The 2003 ordination of New Hampshire Bishop V. Gene Robinson sparked a firestorm of protest within the church and led to a self-imposed moratorium on the election of gay bishops.

But last July the church reversed course, voting in favor of lifting the ban at its general convention, and within six months the Los Angeles diocese had nominated Glasspool.

Dr. Rowan Williams, the spiritual leader of the Anglican Communion, appealed to Episcopalians to reject Glasspool, saying that the “decision will have very important implications.”

“The bishops of the Communion have collectively acknowledged that a period of gracious restraint in respect of actions which are contrary to the mind of the Communion is necessary if our bonds of mutual affection are to hold,” he added.

Anglican leaders in Australia also criticized Glasspool's nomination.

“I understand that homosexual people are real people who need loving commitment to Christ and helping to live faithful lives,” Rev. Robert Forsythe, bishop of the South Sydney diocese, told the Australian Broadcasting Corporation in December. “But to endorse this as a leader of the church sends in my view entirely the wrong message and is inconsistent with discipleship to Christ.”

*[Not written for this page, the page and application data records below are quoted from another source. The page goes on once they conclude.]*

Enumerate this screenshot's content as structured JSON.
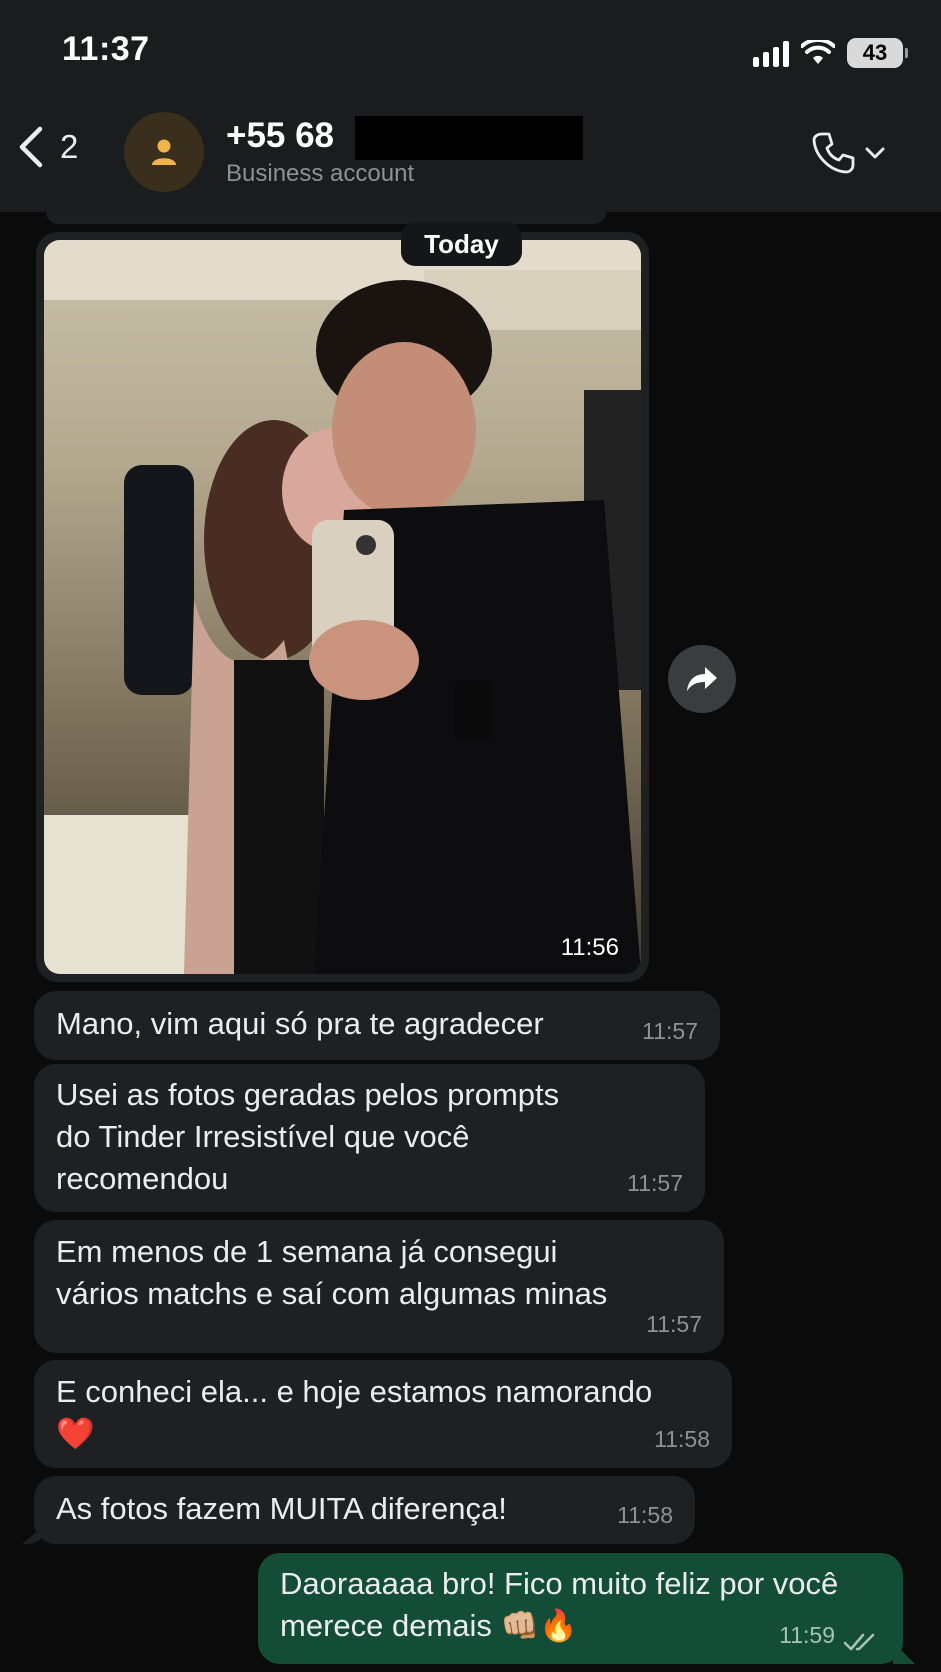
{
  "status_bar": {
    "time": "11:37",
    "battery": "43"
  },
  "header": {
    "back_count": "2",
    "contact_number": "+55 68",
    "contact_subtitle": "Business account",
    "icons": {
      "back": "chevron-left-icon",
      "avatar": "person-icon",
      "call": "phone-icon",
      "menu": "chevron-down-icon"
    }
  },
  "chat": {
    "date_separator": "Today",
    "image_message": {
      "time": "11:56",
      "icon": "forward-icon"
    },
    "incoming": [
      {
        "text": "Mano, vim aqui só pra te agradecer",
        "time": "11:57"
      },
      {
        "text": "Usei as fotos geradas pelos prompts\ndo Tinder Irresistível que você\nrecomendou",
        "time": "11:57"
      },
      {
        "text": "Em menos de 1 semana já consegui\nvários matchs e saí com algumas minas",
        "time": "11:57"
      },
      {
        "text": "E conheci ela... e hoje estamos namorando\n❤️",
        "time": "11:58"
      },
      {
        "text": "As fotos fazem MUITA diferença!",
        "time": "11:58"
      }
    ],
    "outgoing": [
      {
        "text": "Daoraaaaa bro! Fico muito feliz por você\nmerece demais 👊🏼🔥",
        "time": "11:59",
        "status": "read"
      }
    ]
  },
  "colors": {
    "background": "#0b0b0c",
    "header": "#1b1c1d",
    "incoming_bubble": "#1f2021",
    "outgoing_bubble": "#144d37",
    "timestamp": "#8e9194"
  }
}
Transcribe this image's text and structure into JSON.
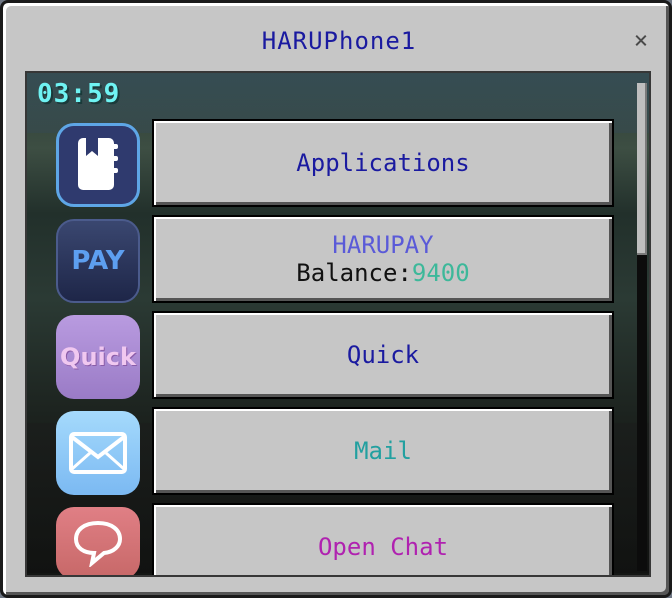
{
  "window": {
    "title": "HARUPhone1",
    "close_glyph": "×"
  },
  "status": {
    "time": "03:59"
  },
  "apps": [
    {
      "icon": "book-icon",
      "label": "Applications",
      "color": "#1a1aa0"
    },
    {
      "icon": "pay-icon",
      "icon_text": "PAY",
      "title": "HARUPAY",
      "balance_label": "Balance:",
      "balance_value": "9400"
    },
    {
      "icon": "quick-icon",
      "icon_text": "Quick",
      "label": "Quick",
      "color": "#1a1aa0"
    },
    {
      "icon": "mail-icon",
      "label": "Mail",
      "color": "#22a0a0"
    },
    {
      "icon": "chat-bubble-icon",
      "label": "Open Chat",
      "color": "#b022b0"
    }
  ],
  "colors": {
    "clock": "#6ff3f3",
    "balance_value": "#3db89a",
    "pay_title": "#5a5ad8"
  }
}
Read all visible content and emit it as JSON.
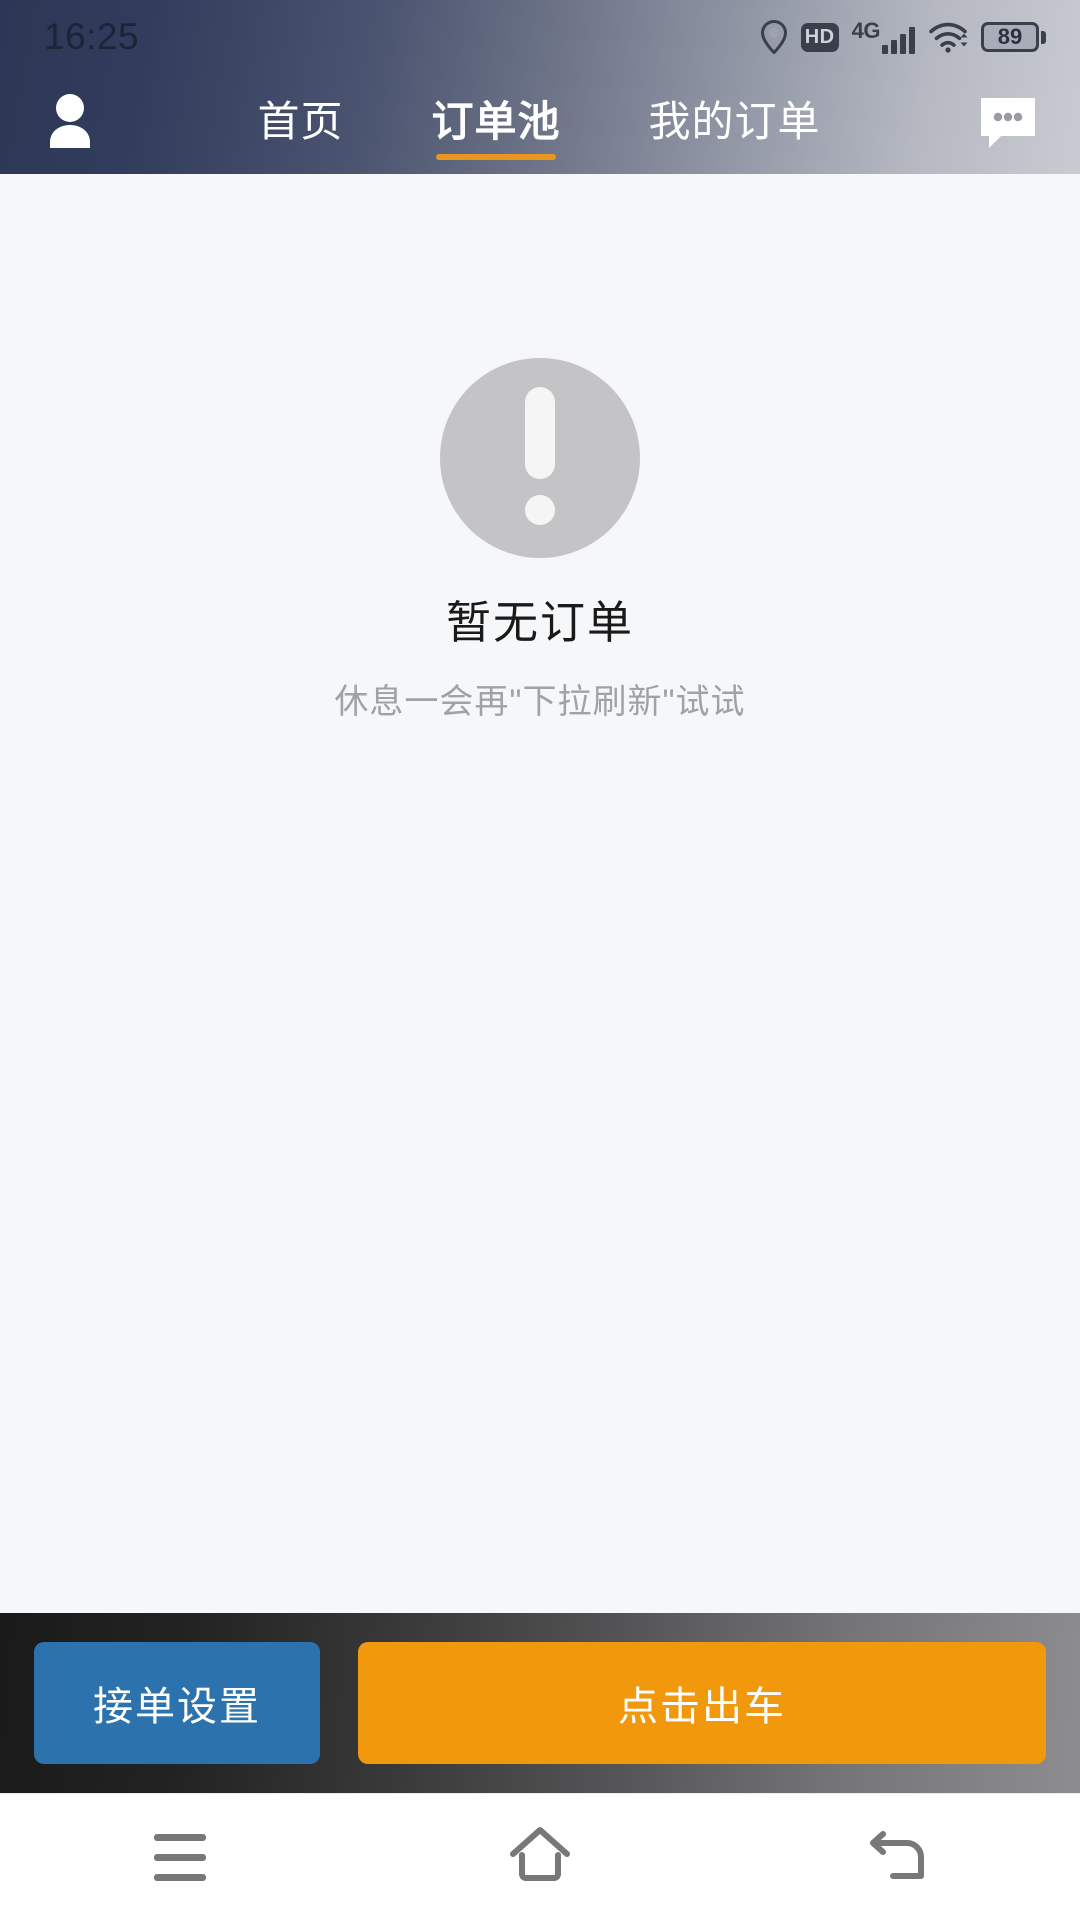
{
  "statusbar": {
    "time": "16:25",
    "icons": {
      "location": "location-pin-icon",
      "hd": "HD",
      "network_type": "4G",
      "wifi": "wifi-icon",
      "battery_level": "89"
    }
  },
  "header": {
    "profile_icon": "person-icon",
    "chat_icon": "chat-bubble-icon",
    "accent_color": "#e8961e",
    "tabs": [
      {
        "label": "首页",
        "active": false
      },
      {
        "label": "订单池",
        "active": true
      },
      {
        "label": "我的订单",
        "active": false
      }
    ]
  },
  "main": {
    "empty_state": {
      "icon": "exclamation-circle-icon",
      "title": "暂无订单",
      "subtitle": "休息一会再\"下拉刷新\"试试"
    }
  },
  "actionbar": {
    "secondary_button": {
      "label": "接单设置",
      "color": "#2c73ad"
    },
    "primary_button": {
      "label": "点击出车",
      "color": "#f2980c"
    }
  },
  "system_nav": {
    "menu": "menu-icon",
    "home": "home-icon",
    "back": "back-icon"
  }
}
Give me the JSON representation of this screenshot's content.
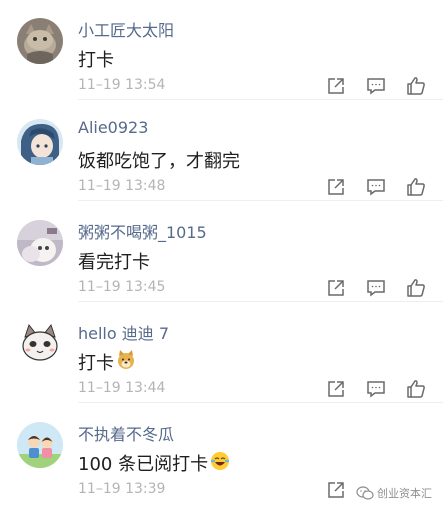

Forsythe, a vocal opponent of gay clergy, predicted Glasspool's election would permanently split the Anglican Community.